Yoga at Hoare Abbey as part of Cashel Arts Festival Picture: Denis Vahey
Cashel Arts Festival is delighted with the success of their 18th annual festival and would like to thank the local community for their involvement and participation in this year’s programme. Cashel was brightened up with colour, music and a vast display of entertainment from a local, national and international stage.
Events kicked off early in the week with a Visual Arts programme getting off to a flying start. Sculptor Philip Quinn carved a four-metre trunk that was felled for safety reasons in Cashel Cathedral Churchyard on John Street into a living creation this September and this was completed during the festival.
Archbishop Miler Magrath and Charles Hawkins, two Cashel characters separated by 400 years, inspired this original sculpture in wood, the result of which will be there to see for years to come.
Daniel Doyle created sand sculptures in four locations around Cashel – at Baileys, the Plaza, Cashel Library and in the grounds of the Cathedral. These centred on the theme of how the current pandemic has affected people of all ages, with art depicting working from home, the effects of lockdown on teenagers and the elderly, and finally, the return to school in the current climate.
Other visual art included the community outreach programme, with children from local schools taking part by creating stained glass windows and scraffito art. This has been displayed in the Plaza and at the library during the festival and they have certainly helped to brighten up the centre of Cashel. Well done and thank you to all the children and their schools, who took part in this project.
On Thursday, September, 17 our festival weekend got off to a dynamic start with a Fit.Dance.Mix. workshop, run by local dance instructor, Yuliya Shilnikova.
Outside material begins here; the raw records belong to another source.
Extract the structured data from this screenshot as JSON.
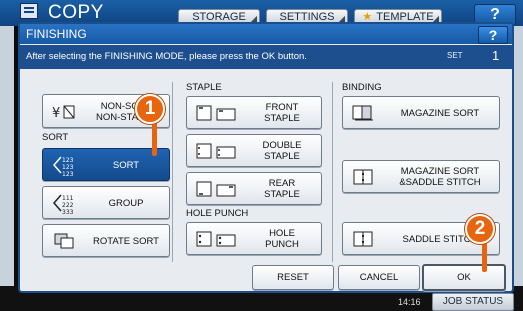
{
  "header": {
    "title": "COPY",
    "tabs": [
      {
        "label": "STORAGE"
      },
      {
        "label": "SETTINGS"
      },
      {
        "label": "TEMPLATE"
      }
    ],
    "help_label": "?"
  },
  "footer": {
    "time": "14:16",
    "job_status_label": "JOB STATUS"
  },
  "dialog": {
    "title": "FINISHING",
    "help_label": "?",
    "message": "After selecting the FINISHING MODE, please press the OK button.",
    "set_label": "SET",
    "set_value": "1",
    "left": {
      "non_sort_label": "NON-SORT\nNON-STAPLE",
      "sort_section": "SORT",
      "sort_label": "SORT",
      "group_label": "GROUP",
      "rotate_sort_label": "ROTATE SORT"
    },
    "middle": {
      "staple_section": "STAPLE",
      "front_staple_label": "FRONT\nSTAPLE",
      "double_staple_label": "DOUBLE\nSTAPLE",
      "rear_staple_label": "REAR\nSTAPLE",
      "hole_punch_section": "HOLE PUNCH",
      "hole_punch_label": "HOLE\nPUNCH"
    },
    "right": {
      "binding_section": "BINDING",
      "magazine_sort_label": "MAGAZINE SORT",
      "magazine_saddle_label": "MAGAZINE SORT\n&SADDLE STITCH",
      "saddle_stitch_label": "SADDLE STITCH"
    },
    "buttons": {
      "reset": "RESET",
      "cancel": "CANCEL",
      "ok": "OK"
    },
    "selected_option": "SORT"
  },
  "callouts": [
    {
      "number": "1"
    },
    {
      "number": "2"
    }
  ],
  "colors": {
    "accent": "#1f63b2",
    "callout": "#e8650f",
    "titlebar": "#165aa6"
  }
}
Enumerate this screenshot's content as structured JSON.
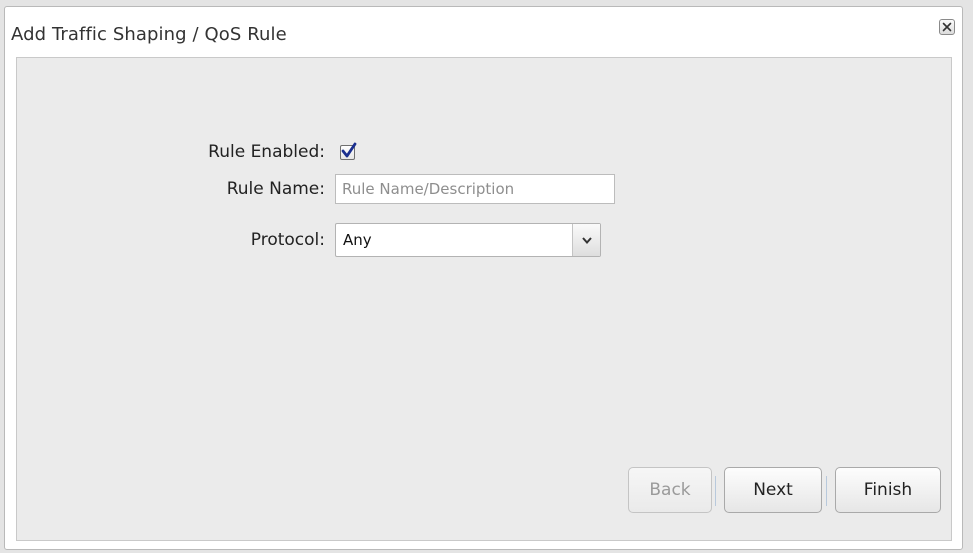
{
  "dialog": {
    "title": "Add Traffic Shaping / QoS Rule",
    "close_icon": "close-icon"
  },
  "form": {
    "rule_enabled": {
      "label": "Rule Enabled:",
      "checked": true
    },
    "rule_name": {
      "label": "Rule Name:",
      "value": "",
      "placeholder": "Rule Name/Description"
    },
    "protocol": {
      "label": "Protocol:",
      "selected": "Any"
    }
  },
  "buttons": {
    "back": "Back",
    "next": "Next",
    "finish": "Finish"
  },
  "colors": {
    "checkbox_check": "#1a2f8f",
    "body_background": "#ebebeb"
  }
}
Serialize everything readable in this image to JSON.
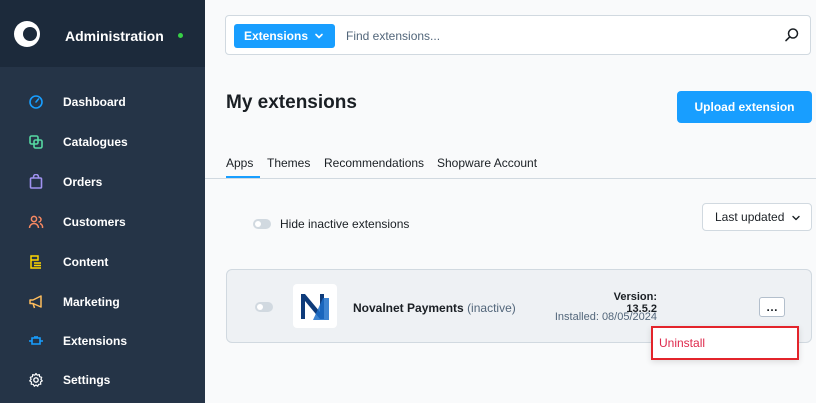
{
  "sidebar": {
    "title": "Administration",
    "items": [
      {
        "label": "Dashboard",
        "icon": "gauge-icon",
        "color": "#189eff"
      },
      {
        "label": "Catalogues",
        "icon": "tag-icon",
        "color": "#57d9a3"
      },
      {
        "label": "Orders",
        "icon": "shopping-bag-icon",
        "color": "#a092f0"
      },
      {
        "label": "Customers",
        "icon": "users-icon",
        "color": "#f88962"
      },
      {
        "label": "Content",
        "icon": "content-icon",
        "color": "#ffd700"
      },
      {
        "label": "Marketing",
        "icon": "megaphone-icon",
        "color": "#ffbd5d"
      },
      {
        "label": "Extensions",
        "icon": "plug-icon",
        "color": "#189eff"
      },
      {
        "label": "Settings",
        "icon": "gear-icon",
        "color": "#ffffff"
      }
    ]
  },
  "search": {
    "scope_label": "Extensions",
    "placeholder": "Find extensions..."
  },
  "page": {
    "title": "My extensions",
    "upload_label": "Upload extension"
  },
  "tabs": [
    {
      "label": "Apps",
      "active": true
    },
    {
      "label": "Themes",
      "active": false
    },
    {
      "label": "Recommendations",
      "active": false
    },
    {
      "label": "Shopware Account",
      "active": false
    }
  ],
  "filters": {
    "hide_inactive_label": "Hide inactive extensions",
    "sort_label": "Last updated"
  },
  "extension": {
    "name": "Novalnet Payments",
    "status": "(inactive)",
    "version": "Version: 13.5.2",
    "installed": "Installed: 08/05/2024",
    "more_label": "…"
  },
  "context_menu": {
    "items": [
      {
        "label": "Uninstall"
      }
    ]
  },
  "colors": {
    "accent": "#189eff",
    "sidebar_bg": "#253447",
    "danger": "#de294c",
    "online": "#37d046"
  }
}
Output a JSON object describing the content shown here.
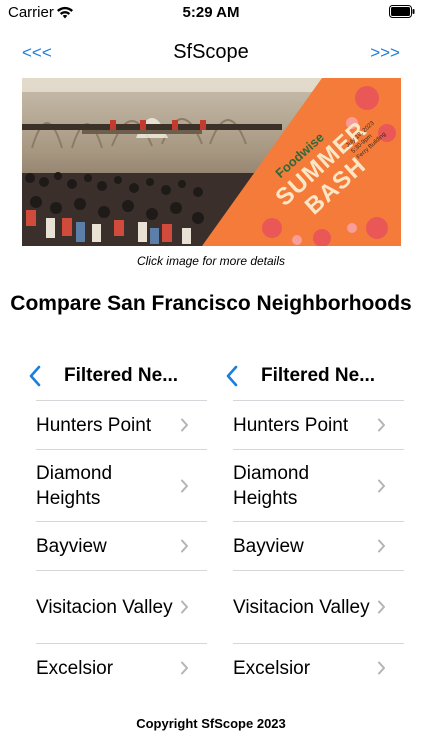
{
  "status_bar": {
    "carrier": "Carrier",
    "time": "5:29 AM"
  },
  "nav": {
    "title": "SfScope",
    "prev_label": "<<<",
    "next_label": ">>>"
  },
  "banner": {
    "caption": "Click image for more details",
    "poster": {
      "brand": "Foodwise",
      "line1": "SUMMER",
      "line2": "BASH",
      "date": "July 18, 2023",
      "time": "5:30-9pm",
      "venue": "Ferry Building"
    }
  },
  "heading": "Compare San Francisco Neighborhoods",
  "columns": [
    {
      "title": "Filtered Ne...",
      "items": [
        {
          "label": "Hunters Point"
        },
        {
          "label": "Diamond Heights"
        },
        {
          "label": "Bayview"
        },
        {
          "label": "Visitacion Valley"
        },
        {
          "label": "Excelsior"
        }
      ]
    },
    {
      "title": "Filtered Ne...",
      "items": [
        {
          "label": "Hunters Point"
        },
        {
          "label": "Diamond Heights"
        },
        {
          "label": "Bayview"
        },
        {
          "label": "Visitacion Valley"
        },
        {
          "label": "Excelsior"
        }
      ]
    }
  ],
  "footer": "Copyright SfScope 2023",
  "colors": {
    "accent": "#1a7ee0",
    "poster_orange": "#f47b3a",
    "divider": "#d6d6da"
  },
  "icons": {
    "wifi": "wifi-icon",
    "battery": "battery-icon",
    "back": "chevron-left-icon",
    "row": "chevron-right-icon"
  }
}
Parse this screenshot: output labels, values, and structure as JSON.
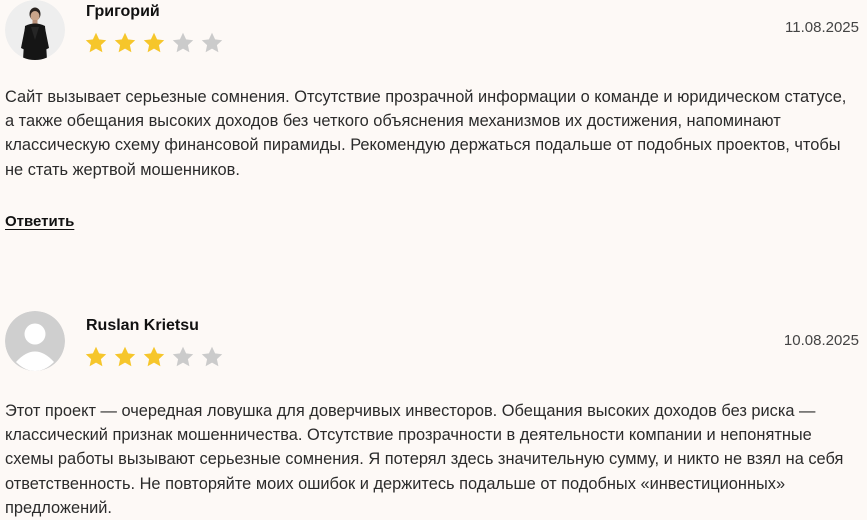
{
  "reviews": [
    {
      "author": "Григорий",
      "date": "11.08.2025",
      "rating": 3,
      "max_rating": 5,
      "avatar": "user-photo",
      "text": "Сайт вызывает серьезные сомнения. Отсутствие прозрачной информации о команде и юридическом статусе, а также обещания высоких доходов без четкого объяснения механизмов их достижения, напоминают классическую схему финансовой пирамиды. Рекомендую держаться подальше от подобных проектов, чтобы не стать жертвой мошенников.",
      "reply_label": "Ответить"
    },
    {
      "author": "Ruslan Krietsu",
      "date": "10.08.2025",
      "rating": 3,
      "max_rating": 5,
      "avatar": "default-user-icon",
      "text": "Этот проект — очередная ловушка для доверчивых инвесторов. Обещания высоких доходов без риска — классический признак мошенничества. Отсутствие прозрачности в деятельности компании и непонятные схемы работы вызывают серьезные сомнения. Я потерял здесь значительную сумму, и никто не взял на себя ответственность. Не повторяйте моих ошибок и держитесь подальше от подобных «инвестиционных» предложений."
    }
  ],
  "colors": {
    "background": "#fdf9f6",
    "star_filled": "#f6c62b",
    "star_empty": "#cbcbcb",
    "avatar_placeholder": "#cfcfcf"
  }
}
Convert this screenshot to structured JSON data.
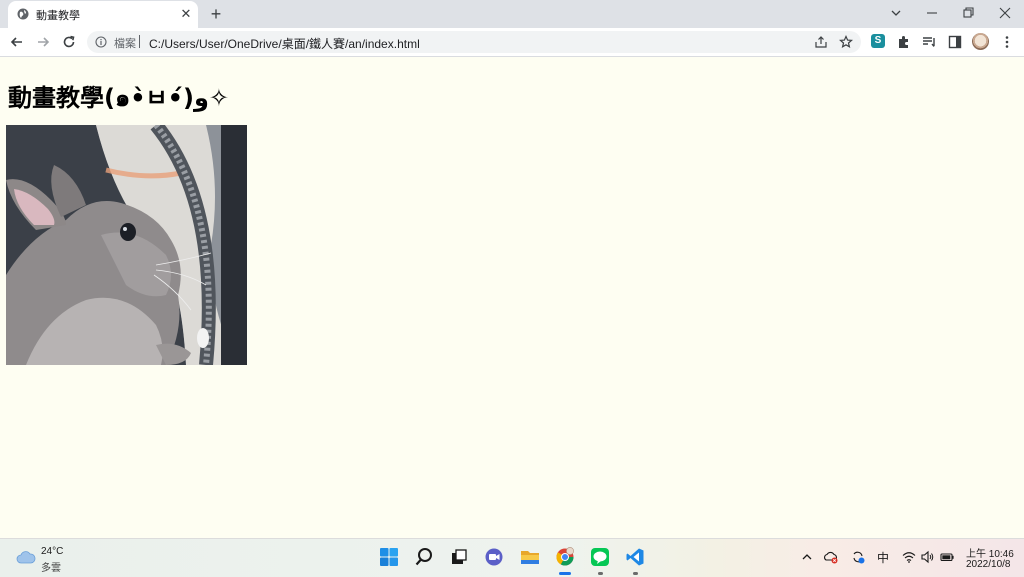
{
  "browser": {
    "tab": {
      "title": "動畫教學",
      "close_glyph": "✕"
    },
    "new_tab_glyph": "+",
    "omnibox": {
      "scheme_label": "檔案",
      "url": "C:/Users/User/OneDrive/桌面/鐵人賽/an/index.html"
    },
    "extensions": {
      "s_badge": "S"
    }
  },
  "page": {
    "heading": "動畫教學(๑•̀ㅂ•́)و✧"
  },
  "taskbar": {
    "weather": {
      "temp": "24°C",
      "condition": "多雲"
    },
    "tray": {
      "ime": "中"
    },
    "clock": {
      "time": "上午 10:46",
      "date": "2022/10/8"
    }
  },
  "colors": {
    "page_background": "#fefef2",
    "tab_strip": "#dee1e6",
    "accent": "#1a73e8"
  }
}
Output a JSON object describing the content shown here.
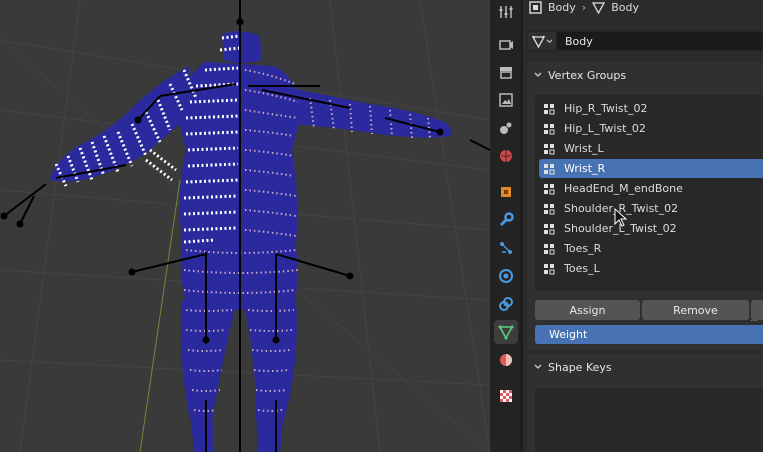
{
  "breadcrumb": {
    "object": "Body",
    "mesh": "Body"
  },
  "mesh_datablock": {
    "name": "Body"
  },
  "tabs": [
    {
      "icon": "tool-icon"
    },
    {
      "icon": "render-icon"
    },
    {
      "icon": "output-icon"
    },
    {
      "icon": "view-layer-icon"
    },
    {
      "icon": "scene-icon"
    },
    {
      "icon": "world-icon"
    },
    {
      "icon": "object-icon"
    },
    {
      "icon": "modifier-icon"
    },
    {
      "icon": "particles-icon"
    },
    {
      "icon": "physics-icon"
    },
    {
      "icon": "constraints-icon"
    },
    {
      "icon": "mesh-data-icon",
      "active": true
    },
    {
      "icon": "material-icon"
    },
    {
      "icon": "texture-icon"
    }
  ],
  "vertex_groups": {
    "title": "Vertex Groups",
    "items": [
      "Hip_R_Twist_02",
      "Hip_L_Twist_02",
      "Wrist_L",
      "Wrist_R",
      "HeadEnd_M_endBone",
      "Shoulder_R_Twist_02",
      "Shoulder_L_Twist_02",
      "Toes_R",
      "Toes_L"
    ],
    "selected_index": 3,
    "assign_label": "Assign",
    "remove_label": "Remove",
    "weight_label": "Weight"
  },
  "shape_keys": {
    "title": "Shape Keys"
  },
  "colors": {
    "accent": "#4772b3",
    "mesh": "#2a2a9e",
    "selected_vertices": "#ffffff",
    "unselected_vertices": "#c9a8c9",
    "viewport_bg": "#3a3a3a"
  }
}
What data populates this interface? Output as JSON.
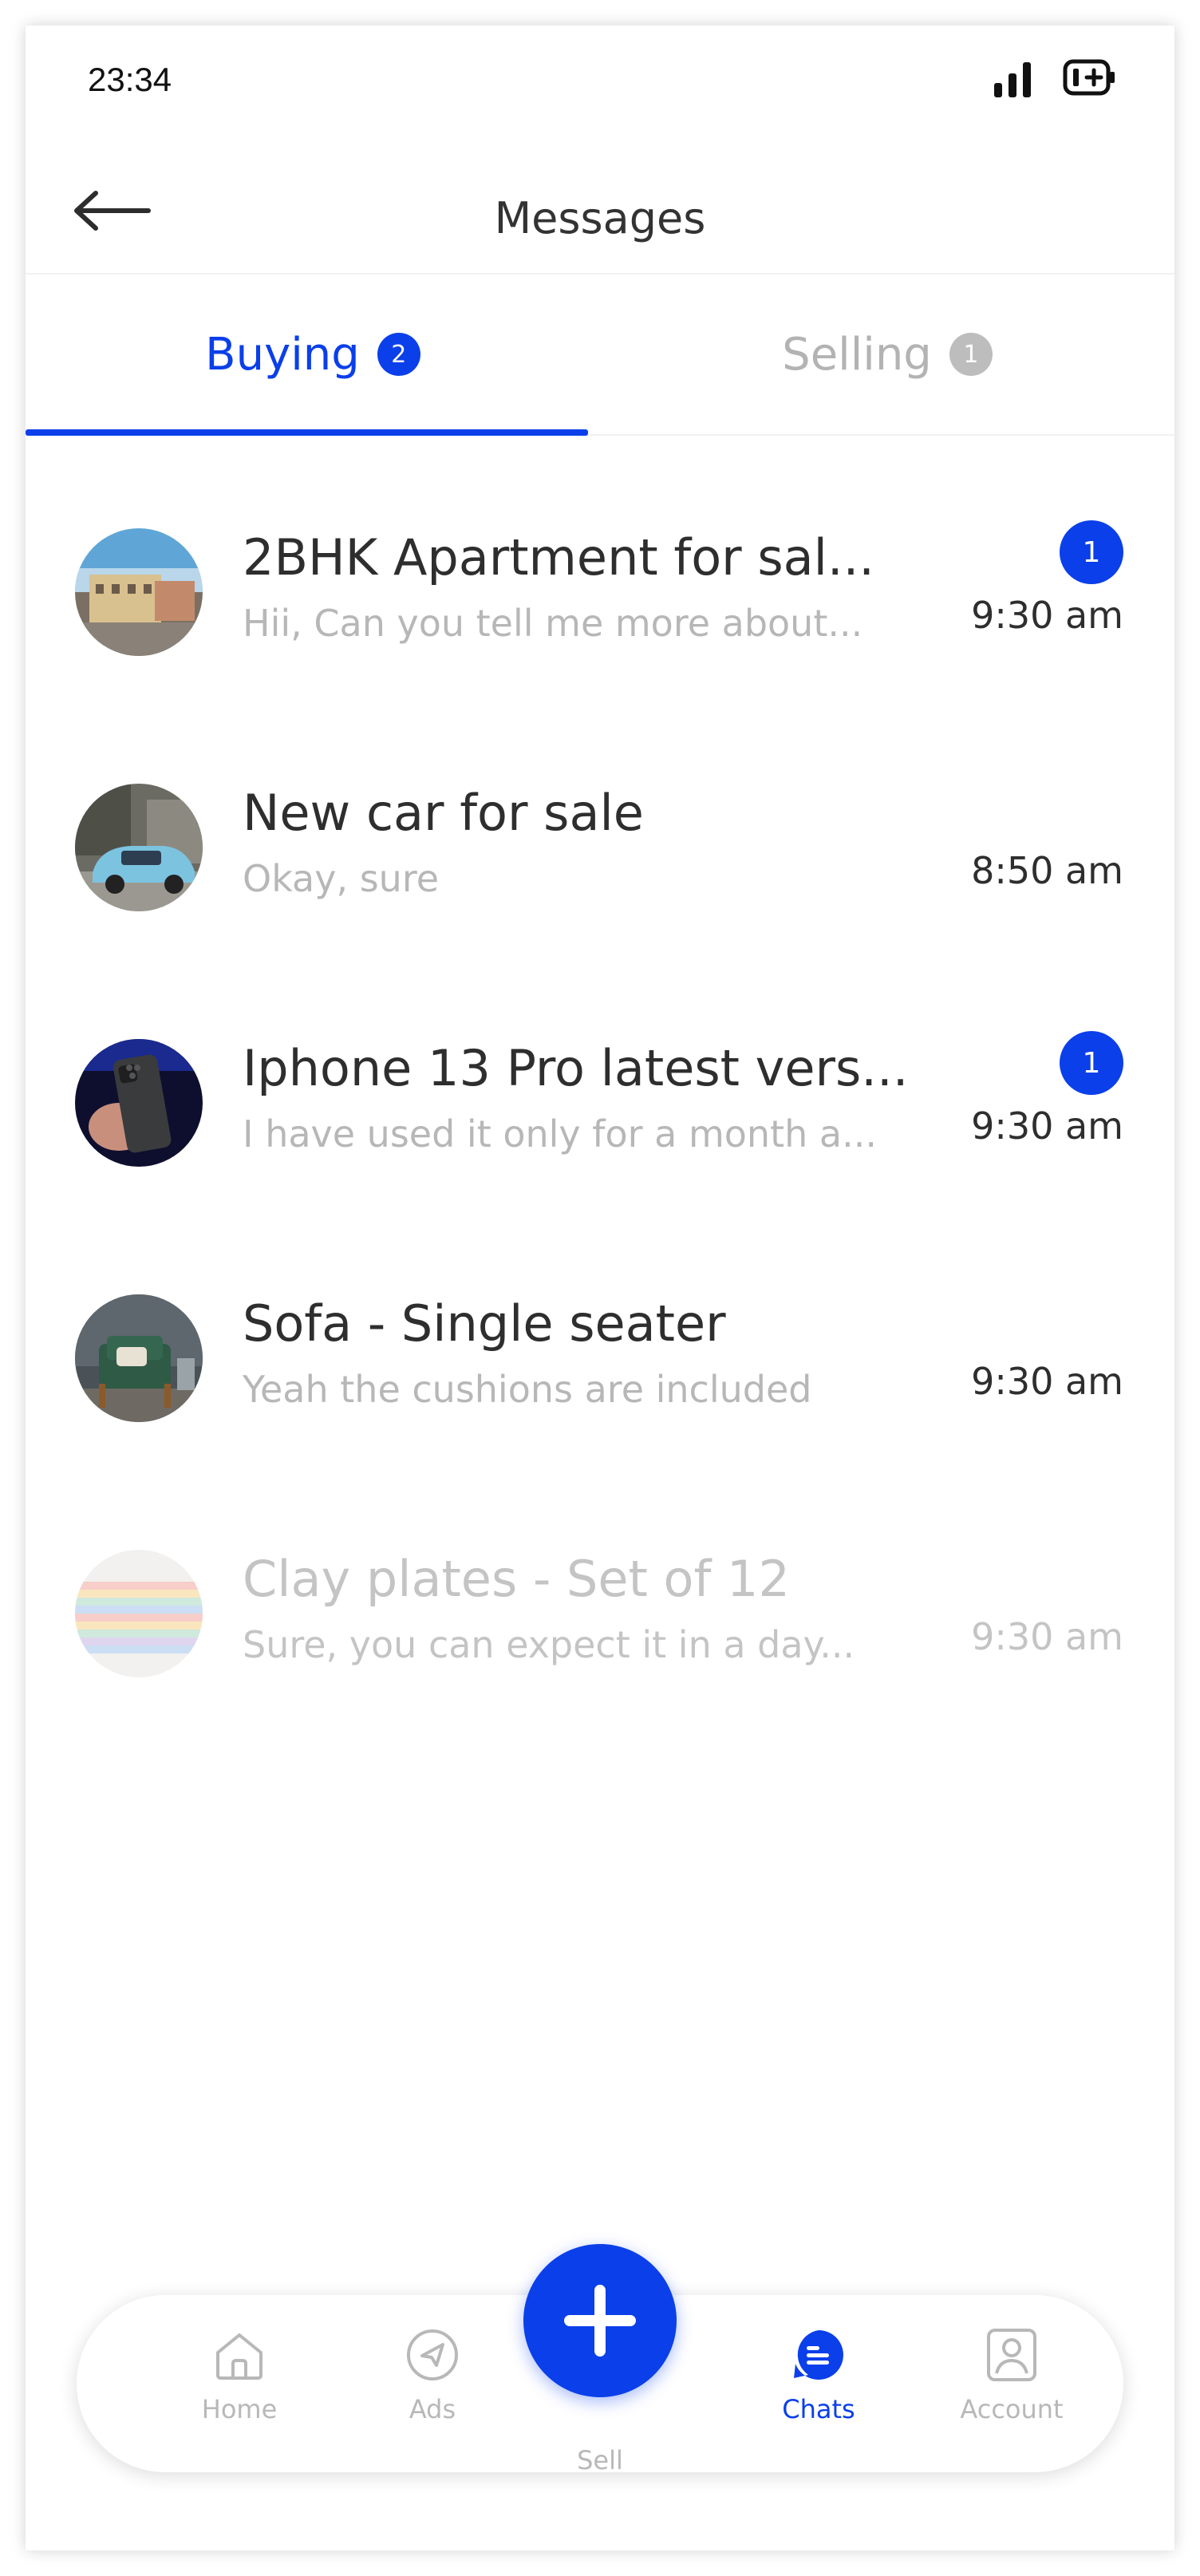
{
  "status_bar": {
    "time": "23:34"
  },
  "header": {
    "title": "Messages"
  },
  "tabs": [
    {
      "label": "Buying",
      "badge": "2",
      "active": true
    },
    {
      "label": "Selling",
      "badge": "1",
      "active": false
    }
  ],
  "chats": [
    {
      "title": "2BHK Apartment for sal...",
      "preview": "Hii, Can you tell me more about...",
      "time": "9:30 am",
      "unread": "1",
      "avatar": "apartment-photo"
    },
    {
      "title": "New car for sale",
      "preview": "Okay, sure",
      "time": "8:50 am",
      "unread": "",
      "avatar": "car-photo"
    },
    {
      "title": "Iphone 13 Pro latest vers...",
      "preview": "I have used it only for a month a...",
      "time": "9:30 am",
      "unread": "1",
      "avatar": "phone-photo"
    },
    {
      "title": "Sofa - Single seater",
      "preview": "Yeah the cushions are included",
      "time": "9:30 am",
      "unread": "",
      "avatar": "sofa-photo"
    },
    {
      "title": "Clay plates - Set of 12",
      "preview": "Sure, you can expect it in a day...",
      "time": "9:30 am",
      "unread": "",
      "avatar": "plates-photo",
      "dimmed": true
    }
  ],
  "bottom_nav": {
    "items": [
      {
        "label": "Home",
        "icon": "home-icon"
      },
      {
        "label": "Ads",
        "icon": "send-icon"
      },
      {
        "label": "Sell",
        "icon": "plus-icon"
      },
      {
        "label": "Chats",
        "icon": "chat-icon",
        "active": true
      },
      {
        "label": "Account",
        "icon": "account-icon"
      }
    ]
  },
  "colors": {
    "accent": "#0a3fea",
    "muted": "#b8b8b8",
    "text": "#2e2e2e"
  }
}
Poetry anthology, Stone on Stone, also became available to buy. There has been a great reception to this collection of poems from both local and established poets of all ages, with hand-drawn illustrations from Petronelle Clifton Brown. Readings of a selection of the poems by both children and adults were filmed by Denis Vahey at the cultural sites of Cashel and the film was available to view on the festival screen and can still be seen on www.cashelartsfest.com.
The hardback book is still available to buy online and at The Heritage Centre, Main Street at €15.
Friday saw children’s author David Donohue, engage with children via Zoom for a workshop based on character Walter Speazlebud and the writing process.
Cashel Virtual Choir’s song, A Million Dreams, also went live on the festival website on Friday evening. This song was arranged by Lena Hally and all choir participants learned their parts in their own homes. They then sent their videos in and Pat Marnane put the audio and video together.
Cashel came alive on Saturday, with the community taking to the streets to view the visual arts projects and the festival screen in the Cathedral grounds on John Street. The festival screen showed a number of pre-recorded events, such as poetry readings, the choir video, Colourstrings and Do Chuala Ceol, along with a short excerpt of music from John Blek.
This workshop provided a range of enjoyable, challenging and stimulating musical activities to help children develop and discover their own musical potential.
They had an opportunity to learn about musical concepts in a fun environment, using rhymes, games, play and instrument playing.
Do Chuala Ceol is a new creative collaboration between singer and composer Fiona Kelleher, musician Caoimhín Vallely and filmmaker and Cashel resident Dónal Ó Céilleachair, bringing to life an Irish Suantraí (Magical/Lullaby) Song Cycle based on the poetry of Séamus Ó Céilleachair and Seán Ó Riordán.
Saturday evening marked the annual Bolton Lecture, given by Bonnie Greer on Tipperary Mid-West radio. This was hosted by Cashel Arts Festival Chairperson, Anne Marie O’Donnell and was an insightful and inspiring conversation with the broadcaster, playright, novelist and critic.
This was a great chance to speak to such an icon of our time and we were very grateful that she could join us on air as part of the festival. Wellbeing was to the forefront this year, with sold out yoga classes on both Saturday and Sunday afternoons at the cloisters of Hore Abbey. These were highly popular classes, which were greatly enjoyed by those who attended.
Cashel Arts Festival closed with a pre-recorded intimate gig with John Blek on Sunday evening. This was recorded by Denis Vahey Photography in Ardmayle Church and was a stunning performance in a beautiful setting.
Cashel Arts Festival are delighted with the local response to the festival and would like to thank anyone who enjoyed events in person, online and on the radio.
They also wish to extend their deepest gratitude to every artist, author, musician, poet, dance or yoga instructor, speaker, photographer, sound and visual technician who worked with them throughout the festival.
Thank you also to principal funders: The Arts Council, Tipperary County Council, Creative Ireland, Fáilte Ireland and Cashel Heritage and Development Trust, who make the festival possible.